You should use a voltage-level-shifter

if (Serial.available() > 0) {

there has to be at least a single byte inside the receive-buffer of the Wemos to make the if-condition true

If your Uno-code has nothing inside loop you just send one time "Hello World" and that's it.

You shouldn't use the RX/TX-pin on the uno for the serial monitor and for something else at the same time.

move in smaller steps.
write a program that uses software-serial on the arduino and let do this program send a short and fixed text over software-serial

Log what you send to software-serial to the serial-monitor (=hardware-serial too)

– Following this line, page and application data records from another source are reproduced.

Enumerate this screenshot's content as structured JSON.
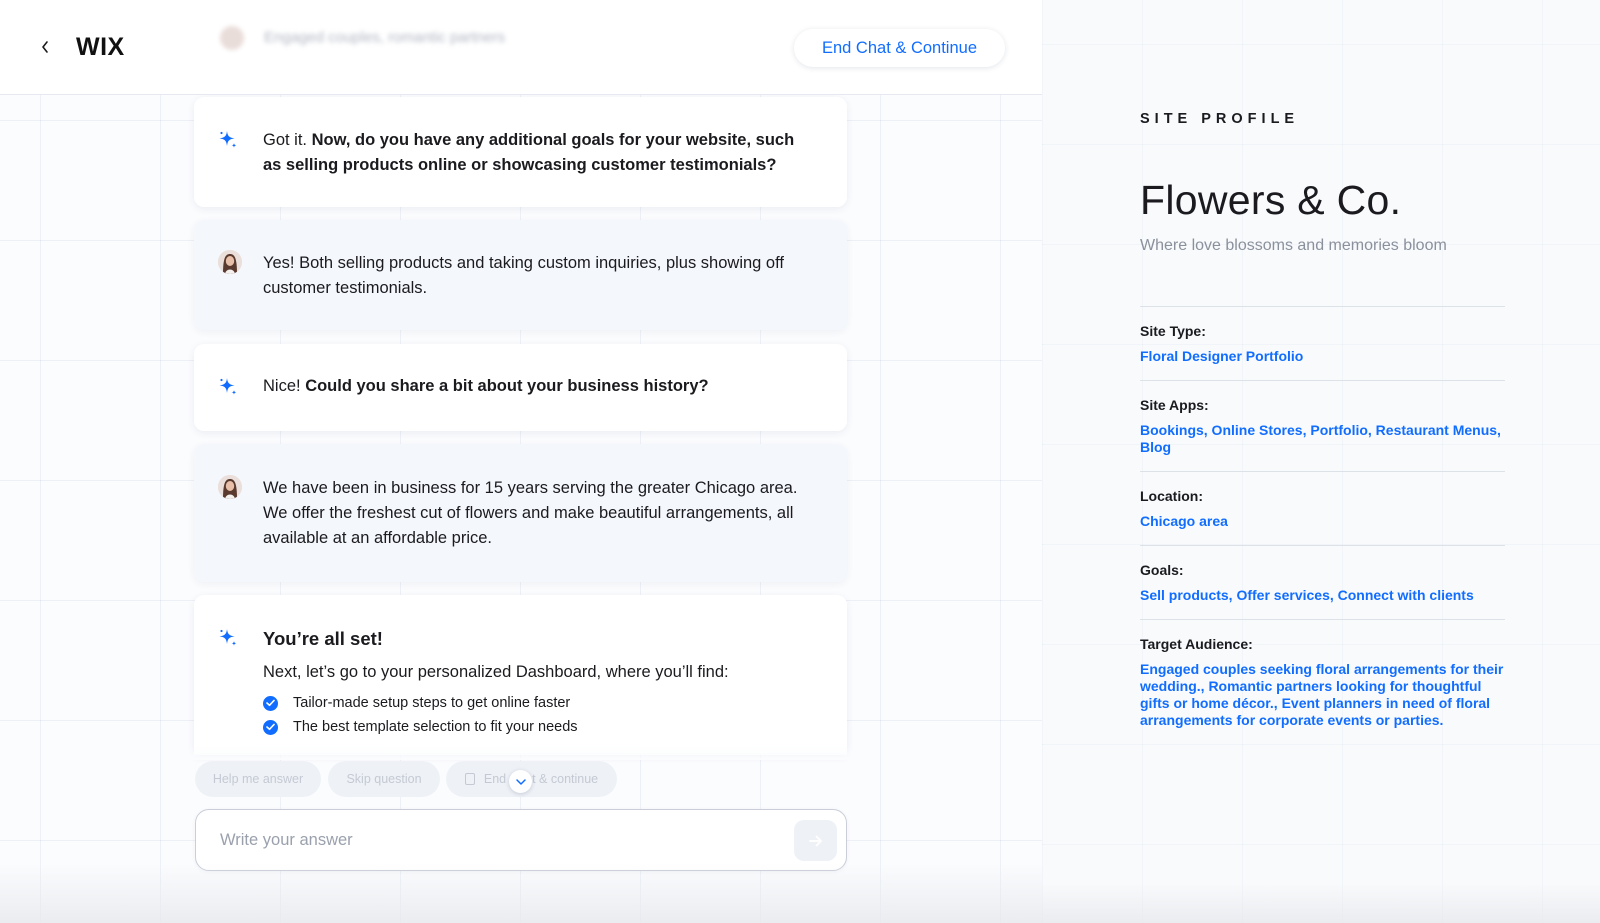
{
  "header": {
    "logo": "WIX",
    "ghost_preview": "Engaged couples, romantic partners",
    "end_chat_label": "End Chat & Continue"
  },
  "messages": [
    {
      "role": "assistant",
      "intro": "Got it.",
      "bold": "Now, do you have any additional goals for your website, such as selling products online or showcasing customer testimonials?"
    },
    {
      "role": "user",
      "text": "Yes! Both selling products and taking custom inquiries, plus showing off customer testimonials."
    },
    {
      "role": "assistant",
      "intro": "Nice!",
      "bold": "Could you share a bit about your business history?"
    },
    {
      "role": "user",
      "text": "We have been in business for 15 years serving the greater Chicago area. We offer the freshest cut of flowers and make beautiful arrangements, all available at an affordable price."
    }
  ],
  "final_message": {
    "title": "You’re all set!",
    "lead": "Next, let’s go to your personalized Dashboard, where you’ll find:",
    "items": [
      "Tailor-made setup steps to get online faster",
      "The best template selection to fit your needs"
    ]
  },
  "suggestions": {
    "help": "Help me answer",
    "skip": "Skip question",
    "end_prefix": "End",
    "end_suffix": "t & continue"
  },
  "composer": {
    "placeholder": "Write your answer"
  },
  "profile": {
    "eyebrow": "SITE PROFILE",
    "name": "Flowers & Co.",
    "tagline": "Where love blossoms and memories bloom",
    "fields": [
      {
        "label": "Site Type:",
        "value": "Floral Designer Portfolio"
      },
      {
        "label": "Site Apps:",
        "value": "Bookings, Online Stores, Portfolio, Restaurant Menus, Blog"
      },
      {
        "label": "Location:",
        "value": "Chicago area"
      },
      {
        "label": "Goals:",
        "value": "Sell products, Offer services, Connect with clients"
      },
      {
        "label": "Target Audience:",
        "value": "Engaged couples seeking floral arrangements for their wedding., Romantic partners looking for thoughtful gifts or home décor., Event planners in need of floral arrangements for corporate events or parties."
      }
    ]
  },
  "colors": {
    "accent": "#116dff",
    "ai_bubble": "#ffffff",
    "user_bubble": "#f4f7fc"
  },
  "icons": {
    "back": "chevron-left-icon",
    "assistant": "sparkle-icon",
    "check": "check-circle-icon",
    "send": "arrow-right-icon",
    "scroll": "chevron-down-icon"
  }
}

in the Wemos
Write a small testcode that does nothing more than listening to software-serial and prints the characters received over software-serial to the serial-monitor.

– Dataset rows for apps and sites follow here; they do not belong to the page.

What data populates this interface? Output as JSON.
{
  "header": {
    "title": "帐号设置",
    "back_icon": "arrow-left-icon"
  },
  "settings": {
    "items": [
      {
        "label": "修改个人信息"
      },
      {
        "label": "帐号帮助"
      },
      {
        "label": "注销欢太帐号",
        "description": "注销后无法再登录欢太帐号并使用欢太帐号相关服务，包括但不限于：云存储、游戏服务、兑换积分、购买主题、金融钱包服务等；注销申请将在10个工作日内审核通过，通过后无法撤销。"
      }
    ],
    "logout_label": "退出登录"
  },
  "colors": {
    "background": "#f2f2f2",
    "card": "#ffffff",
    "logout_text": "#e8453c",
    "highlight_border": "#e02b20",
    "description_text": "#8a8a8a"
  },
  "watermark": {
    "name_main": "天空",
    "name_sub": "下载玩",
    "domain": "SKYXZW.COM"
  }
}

triple-check if you have connected Rx to Tx and Tx to Rx

best regards Stefan

You only send the serial message once, maybe it's gone before the D1 Mini has even started. If I were experimenting with something like this I'd have the message sent repeatedly, maybe once per second.

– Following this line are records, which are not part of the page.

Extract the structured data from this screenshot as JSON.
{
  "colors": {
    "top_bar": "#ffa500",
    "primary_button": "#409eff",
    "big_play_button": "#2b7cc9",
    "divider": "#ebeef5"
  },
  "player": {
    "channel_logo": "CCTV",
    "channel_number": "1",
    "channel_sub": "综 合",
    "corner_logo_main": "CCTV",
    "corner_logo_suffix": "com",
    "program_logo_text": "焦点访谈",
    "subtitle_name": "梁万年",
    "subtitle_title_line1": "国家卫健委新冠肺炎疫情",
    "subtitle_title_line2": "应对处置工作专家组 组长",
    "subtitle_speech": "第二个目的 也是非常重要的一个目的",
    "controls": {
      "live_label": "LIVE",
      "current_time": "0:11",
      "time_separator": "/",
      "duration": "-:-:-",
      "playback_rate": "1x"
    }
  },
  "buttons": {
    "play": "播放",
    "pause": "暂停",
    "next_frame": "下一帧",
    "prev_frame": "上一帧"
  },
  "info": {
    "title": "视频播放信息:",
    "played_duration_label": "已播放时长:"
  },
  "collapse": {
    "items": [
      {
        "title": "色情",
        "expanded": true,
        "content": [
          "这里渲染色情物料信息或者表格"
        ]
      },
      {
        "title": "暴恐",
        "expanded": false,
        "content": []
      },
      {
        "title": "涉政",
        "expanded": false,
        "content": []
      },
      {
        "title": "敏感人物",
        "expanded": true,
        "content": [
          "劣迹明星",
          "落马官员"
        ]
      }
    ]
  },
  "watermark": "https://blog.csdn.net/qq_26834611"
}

If you have a resistor between the 2 boards I don't think you will have damaged the D1 Mini, but a potential divider would be much better.

I see no suggestion that you have connected the grounds.

Good point. Forgot about that. best regards Stefan

1 Like

Thanks for the answers. I thought for trying one resistor is enough. I will still order a voltage-level shifter.
I had "Hello World" also in the loop with a delay(2000). Nothing arrives at the D1.
With Ground without Ground. I have been trying for a few hours.
The UNO only gets power via USB cable from a power supply. The Wemos I have in the IDE on the serial monitor.
Do I have to define RX and TX on the Wemos? SoftwareSerial device(XX,XX)? Or do I just take the RX and TX pin directly?
schematic:
https://www.programmersought.com/article/76066329655/

What do you mean by that?

Have I understood correctly? You are trying to receive the data into the D1 Mini on software serial? Your code is reading the hardware serial port and printing it to software serial, which I think is the opposite of what you are trying to do.

At least that's what I plan to do :wink:

Then you it backwards. Read software serial and send to the serial monitor.

ok, I don't understand that right now.
Like in this example?
https://iot-guider.com/arduino/serial-communication-between-two-arduino-boards/

would that be correct for the sender? Otherwise, I still do not think I have understood.

Uno - Transmitter(TX).

void setup() {
    Serial.begin(9600);
    
}
void loop() {
//Serial.println("Hello World!"); 
Serial.write("Hello World!");  //Write to Serial
delay(2000)
  }

wemos RX:


int data; //Initialized variable to store recieved data

void setup() {
  //Serial Begin at 9600 Baud 
  Serial.begin(9600);

}

void loop() {
  data = Serial.read(); //Read the serial data and store it
Serial.print((char)data);
  delay(1000);
}

Typo not EPs826 but ESP8266. A Wemos D1 mini board is based on the microcontroller type ESP8266
And I was naming it with this name.
best regards Stefan

This is apparently due to the resistor. Without it the sketch from the first post works as I want it to. Then I will order a logic level converter.